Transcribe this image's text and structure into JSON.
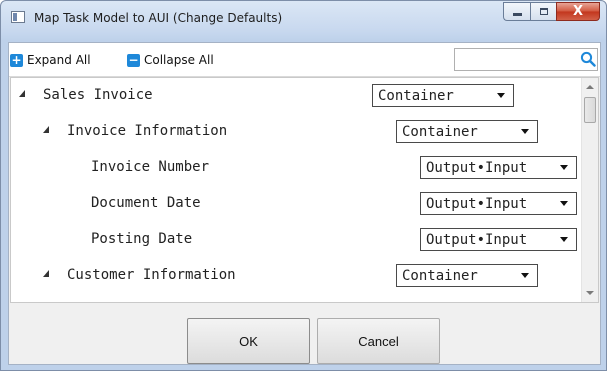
{
  "window": {
    "title": "Map Task Model to AUI (Change Defaults)",
    "close_glyph": "X",
    "icons": {
      "minimize": "minimize-icon",
      "maximize": "maximize-icon",
      "close": "close-icon",
      "app": "window-icon"
    }
  },
  "toolbar": {
    "expand_all": "Expand All",
    "collapse_all": "Collapse All",
    "expand_glyph": "+",
    "collapse_glyph": "−",
    "search": {
      "value": "",
      "icon": "search-icon",
      "icon_color": "#1e88d9"
    }
  },
  "tree": {
    "rows": [
      {
        "label": "Sales Invoice",
        "level": 0,
        "expanded": true,
        "select": "Container"
      },
      {
        "label": "Invoice Information",
        "level": 1,
        "expanded": true,
        "select": "Container"
      },
      {
        "label": "Invoice Number",
        "level": 2,
        "select": "Output•Input"
      },
      {
        "label": "Document Date",
        "level": 2,
        "select": "Output•Input"
      },
      {
        "label": "Posting Date",
        "level": 2,
        "select": "Output•Input"
      },
      {
        "label": "Customer Information",
        "level": 1,
        "expanded": true,
        "select": "Container"
      }
    ]
  },
  "buttons": {
    "ok": "OK",
    "cancel": "Cancel"
  },
  "colors": {
    "accent": "#1e88d9",
    "close_button": "#c2351d",
    "title_bar": "#c6d7ee"
  }
}
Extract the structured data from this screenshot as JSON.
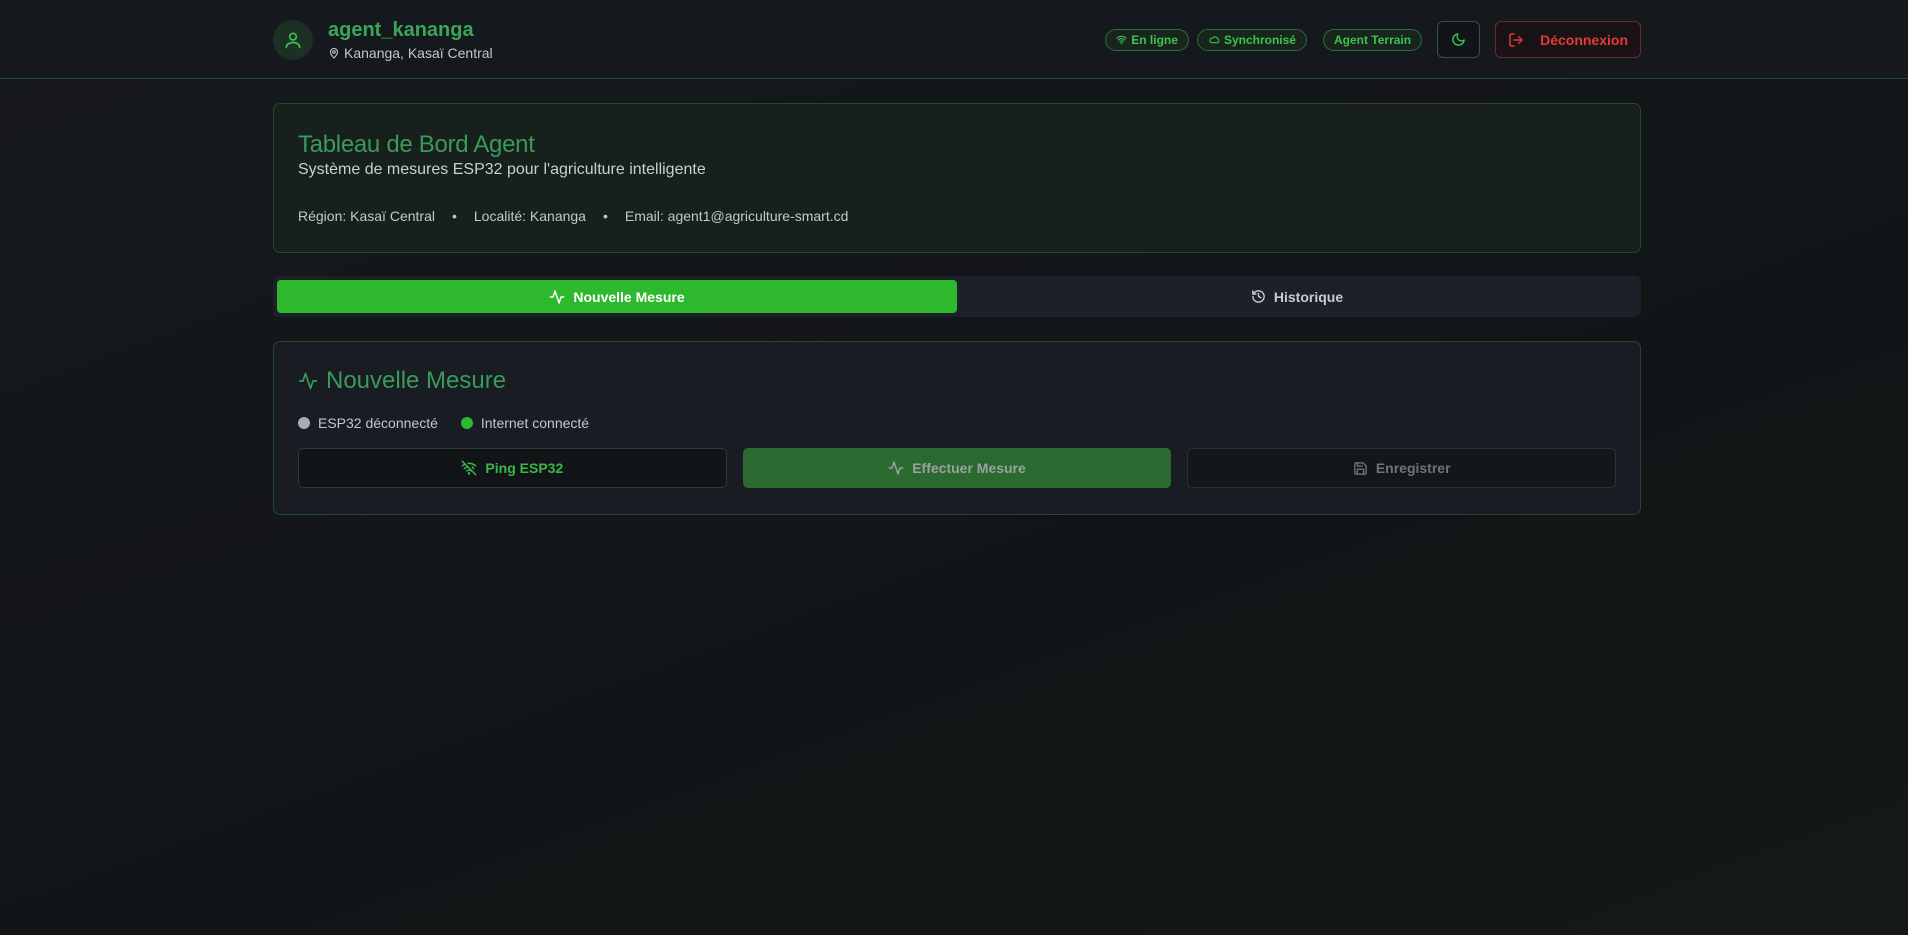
{
  "header": {
    "username": "agent_kananga",
    "location": "Kananga, Kasaï Central",
    "badges": {
      "online": "En ligne",
      "synced": "Synchronisé",
      "role": "Agent Terrain"
    },
    "logout_label": "Déconnexion"
  },
  "welcome": {
    "title": "Tableau de Bord Agent",
    "subtitle": "Système de mesures ESP32 pour l'agriculture intelligente",
    "region": "Région: Kasaï Central",
    "locality": "Localité: Kananga",
    "email": "Email: agent1@agriculture-smart.cd",
    "separator": "•"
  },
  "tabs": {
    "new_measure": "Nouvelle Mesure",
    "history": "Historique"
  },
  "measure_card": {
    "title": "Nouvelle Mesure",
    "esp32_status": "ESP32 déconnecté",
    "internet_status": "Internet connecté",
    "ping_label": "Ping ESP32",
    "measure_label": "Effectuer Mesure",
    "save_label": "Enregistrer"
  },
  "colors": {
    "accent": "#2db82e",
    "brand_text": "#3a9a5a",
    "danger": "#e23a3a",
    "esp32_disconnected": "#a7adb5",
    "internet_connected": "#2db82e"
  },
  "icons": {
    "avatar": "user-icon",
    "location": "map-pin-icon",
    "online": "wifi-icon",
    "synced": "cloud-icon",
    "theme": "moon-icon",
    "logout": "log-out-icon",
    "new_measure": "activity-icon",
    "history": "history-icon",
    "ping": "wifi-off-icon",
    "save": "save-icon"
  }
}
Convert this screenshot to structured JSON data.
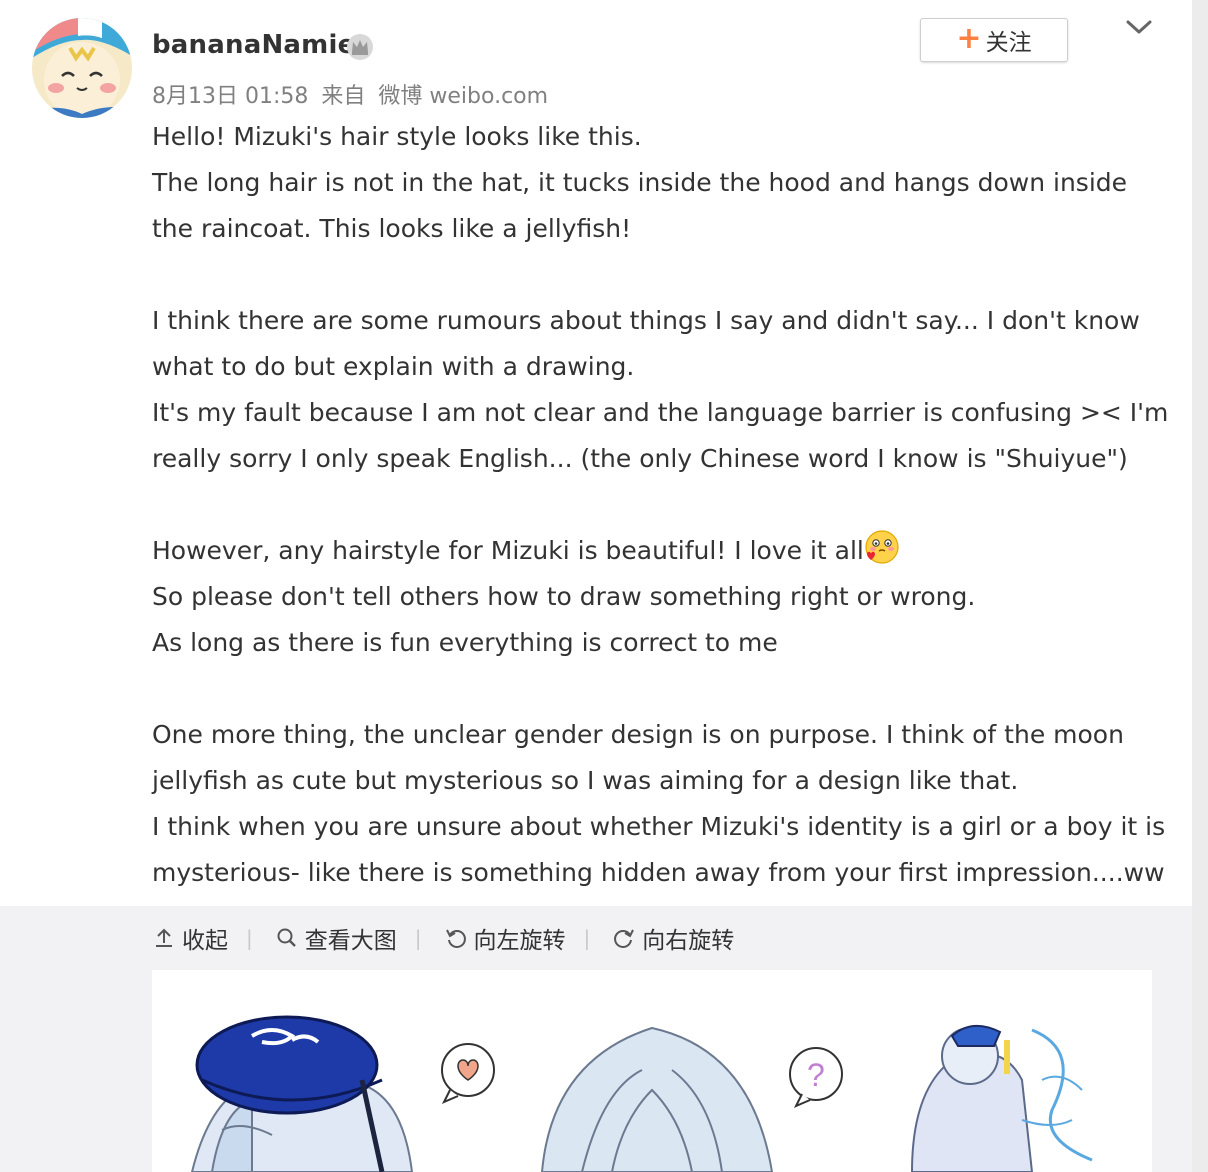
{
  "user": {
    "name": "bananaNamie",
    "meta": {
      "date": "8月13日 01:58",
      "from_label": "来自",
      "source": "微博 weibo.com"
    }
  },
  "follow_button": {
    "plus": "+",
    "label": "关注"
  },
  "post": {
    "paragraphs": [
      [
        "Hello! Mizuki's hair style looks like this.",
        "The long hair is not in the hat, it tucks inside the hood and hangs down inside",
        "the raincoat. This looks like a jellyfish!"
      ],
      [
        "I think there are some rumours about things I say and didn't say... I don't know",
        "what to do but explain with a drawing.",
        "It's my fault because I am not clear and the language barrier is confusing ><  I'm",
        "really sorry I only speak English... (the only Chinese word I know is \"Shuiyue\")"
      ],
      [
        "However, any hairstyle for Mizuki is beautiful! I love it all",
        "So please don't tell others how to draw something right or wrong.",
        "As long as there is fun everything is correct to me"
      ],
      [
        "One more thing, the unclear gender design is on purpose. I think of the moon",
        "jellyfish as cute but mysterious so I was aiming for a design like that.",
        "I think when you are unsure about whether Mizuki's identity is a girl or a boy it is",
        "mysterious- like there is something hidden away from your first impression....ww"
      ]
    ],
    "emoji_icon": "love-emoji-icon"
  },
  "toolbar": {
    "collapse": "收起",
    "view_large": "查看大图",
    "rotate_left": "向左旋转",
    "rotate_right": "向右旋转"
  },
  "colors": {
    "accent_plus": "#ff8140",
    "text": "#333333",
    "meta": "#808080",
    "media_bg": "#f2f2f5"
  }
}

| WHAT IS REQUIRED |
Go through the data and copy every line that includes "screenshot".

| RESPONSE TO THIS EXERCISE |
Extract the structured data from this screenshot as JSON.
Convert this screenshot to structured JSON data.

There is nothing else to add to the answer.